Kennedy Space Center, , FL, United States
Langley Research Center, Hampton, VA, United States
National Aeronautics and Space Administration (NASA)Sponsoring Organization
Human Exploration and Operations Mission Directorate (HEOMD)Research Benefits
Information PendingISS Expedition Duration:
October 2008 - October 2009Expeditions Assigned
18,19/20Previous ISS Missions
The Boundary Layer Transition (BLT) experiment was first introduced on ISS Expedition 18.
Two Shuttle missions have included the BLT implementation. During STS-119, a 0.25 inch (6.4 mm) speed bump was installed on Discovery. During STS-128, a 0.35 inch (9.6 mm) speed bump was installed on Discovery. Flight measurements indicated that boundary layer transition occurred near Mach 15 and 17.5 during STS-119 and STS-128, respectively. Downstream turbulent temperature increases of several hundred degrees Fahrenheit were recorded during the turbulent heating duration of the entry.

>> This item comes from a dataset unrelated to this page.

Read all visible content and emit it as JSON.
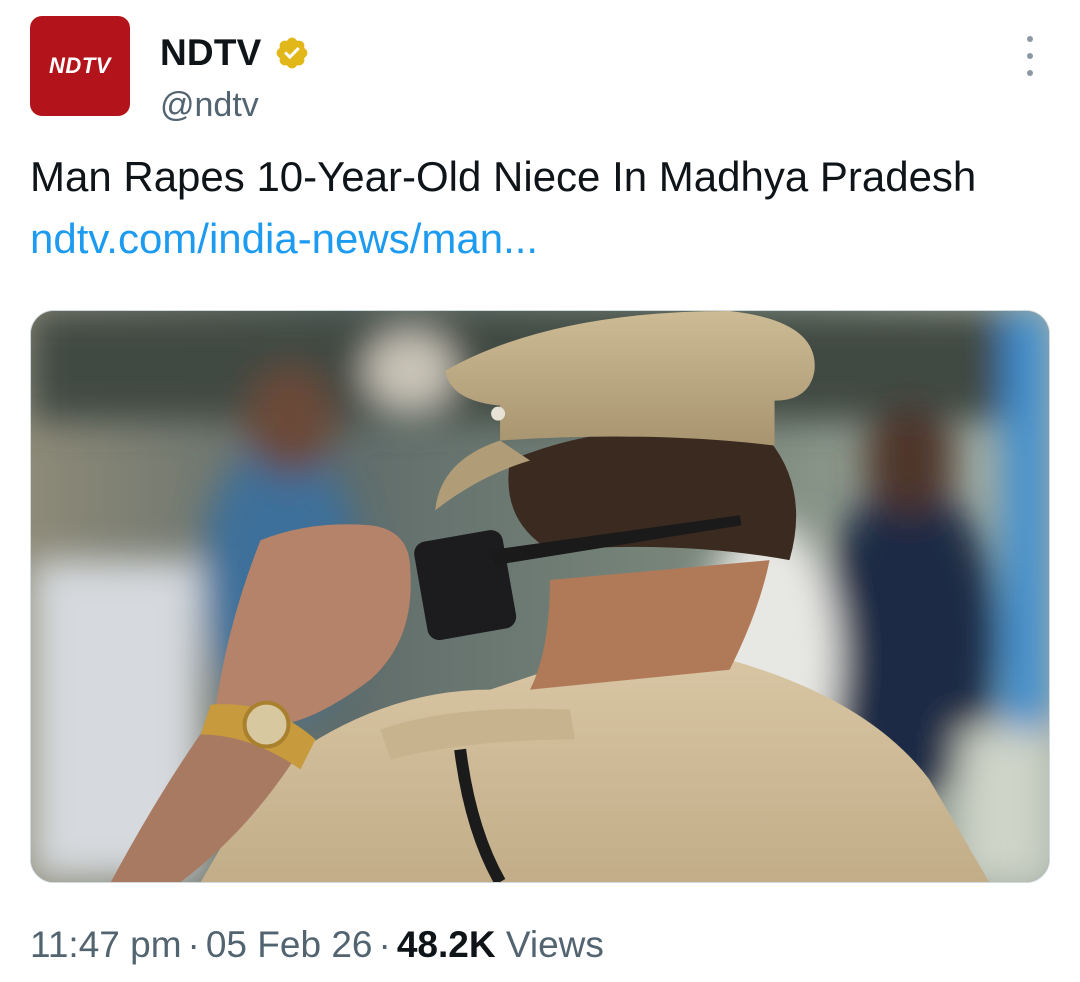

As part of efforts to provide technical documentation of results and studies related to the collaborative NASA and Air Force efforts on boundary layer transition, twenty three technical publications were presented at the January 2010 AIAA Aerospace Sciences Meeting.
The data gathered from the BLT experiment will be utilized to support analytical computer modeling and design efforts for the Space Shuttle and NASA?s next generation spacecraft.Earth Applications

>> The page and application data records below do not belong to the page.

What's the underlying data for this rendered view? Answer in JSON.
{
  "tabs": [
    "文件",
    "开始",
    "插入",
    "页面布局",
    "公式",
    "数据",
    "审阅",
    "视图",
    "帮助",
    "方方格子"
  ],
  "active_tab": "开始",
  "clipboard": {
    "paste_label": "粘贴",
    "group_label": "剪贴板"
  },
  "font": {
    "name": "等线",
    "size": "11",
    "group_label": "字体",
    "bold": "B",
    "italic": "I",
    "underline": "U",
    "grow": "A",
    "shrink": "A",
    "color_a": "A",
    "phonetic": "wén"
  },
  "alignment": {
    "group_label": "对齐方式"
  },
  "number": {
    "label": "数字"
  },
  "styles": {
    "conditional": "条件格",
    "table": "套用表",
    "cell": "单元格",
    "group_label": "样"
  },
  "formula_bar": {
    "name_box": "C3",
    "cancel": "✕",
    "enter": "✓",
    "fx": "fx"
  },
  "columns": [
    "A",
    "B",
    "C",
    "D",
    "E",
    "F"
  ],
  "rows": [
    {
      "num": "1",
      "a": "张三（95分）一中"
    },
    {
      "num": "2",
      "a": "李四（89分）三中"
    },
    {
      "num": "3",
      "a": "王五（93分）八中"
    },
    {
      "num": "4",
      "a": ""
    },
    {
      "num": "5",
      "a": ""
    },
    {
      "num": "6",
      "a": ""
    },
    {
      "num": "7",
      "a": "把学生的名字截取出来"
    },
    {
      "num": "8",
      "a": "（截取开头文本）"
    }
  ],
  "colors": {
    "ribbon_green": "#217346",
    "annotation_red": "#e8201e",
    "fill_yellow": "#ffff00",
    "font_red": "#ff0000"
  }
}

The BLT investigation provides scientists and engineers with the incredible opportunity to demonstrate how NASA is working to understand spaceflight better and an opportunity to successfully apply what has been learned to improve space vehicles.
The Boundary Layer Transition DTO will involve the use of ?integrated TPS and MADS instrumentation (designed) to fly with a fixed protuberance tile with a height of 0.25? to initiate BLT.Operational Protocols
Ten modified tiles are part of the flight experiment, including a tile with a raised surface known as the protuberance tile. All ten tiles have a thermocouple built in, which acts like a thermometer. The temperature data during Orbiter entry is collected by these ten thermocouples. One of the tiles with a thermocouple is mounted in front of the protuberance tile to measure the normal temperature in the regular airflow.
The STS-119 Boundary Layer Transition (BLT) Flight Experiment was successful in obtaining BLT onset data near Mach 16 and turbulent heating data after Mach 16 with a 0.25" tile protuberance downstream of the port landing gear door. Flight hardware performance and thermocouple data was excellent and no anomalies were identified. Initial flight data reviews indicated high confidence for implementing a larger protuberance height on STS-128.